Evidence technicians, or evidence techs, are law enforcement employees who specialize in collecting and analyzing physical evidence from crime scenes. They work alongside investigators to uncover telling evidence at the scenes of accidents and crimes, such as fingerprints, blood spatters, weapons, and footprints. An evidence tech follows careful protocols to collect and transport physical items back to crime labs, where they can be scrutinized to look for clues. If a criminal trial is held, the tech may be called upon as an expert witness to explain the importance of findings.

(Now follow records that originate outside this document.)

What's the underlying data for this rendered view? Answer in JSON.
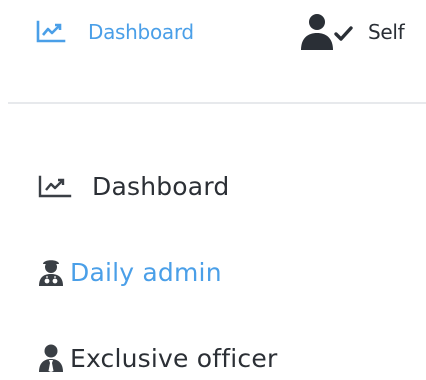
{
  "topbar": {
    "tabs": [
      {
        "label": "Dashboard",
        "icon": "chart-line-icon",
        "active": true
      },
      {
        "label": "Self",
        "icon": "user-check-icon",
        "active": false
      }
    ]
  },
  "sidebar": {
    "items": [
      {
        "label": "Dashboard",
        "icon": "chart-line-icon",
        "active": false
      },
      {
        "label": "Daily admin",
        "icon": "user-doctor-icon",
        "active": true
      },
      {
        "label": "Exclusive officer",
        "icon": "user-tie-icon",
        "active": false
      }
    ]
  },
  "colors": {
    "accent": "#4a9fe8",
    "text": "#2b2f35",
    "divider": "#e7e9ec"
  }
}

An evidence tech is usually one of the first professionals to arrive at the scene of a crime. He or she helps block off areas and fill in other investigators as they arrive. When processing a crime scene, the evidence tech is rigorous in systematically examining every possible clue. Some physical evidence is easy to identify, such as weapons, broken glass, and bloody footprints, while other clues require more careful investigation. A tech might dust for fingerprints, measure skid marks from car tires, and assess doorways and windows to see if someone has tampered with them.
Evidence that can be collected is placed in protective bags and brought back to specialized crime labs. Evidence techs catalog items that are brought in and store them appropriately. The actual laboratory analysis of DNA, fingerprints, and other subtle biological evidence is usually handled by trained forensic scientists rather than techs.
Techs record findings in official reports to help prosecutors put together accurate, convincing cases to take to trial. When a trial is held, evidence techs are often called to the stand to present evidence to judges and juries. They explain why certain findings are relevant and answer any questions that judges or lawyers may have about the specific crime scenes.
The requirements to become an evidence tech vary between regions and law enforcement agencies. Most employers require applicants for evidence tech positions to have at least some post-secondary education in police science, criminal justice, or another subject related to the position. In addition, professionals experience as a police officer, security guard, researcher, or evidence processor is very helpful in landing entry-level jobs. In order to qualify for positions in most agencies, applicants must have clean criminal records and pass drug tests.
New evidence techs typically begin their careers as assistants to experienced workers. In addition to on-the-job training, new employees typically attend classes to improve their understanding of the job. Among other topics, they learn about specific regional laws and regulations regarding the proper collection, handling, and processing of physical evidence. Successful assistants are gradually given more responsibilities and eventually allowed to work unsupervised on criminal cases.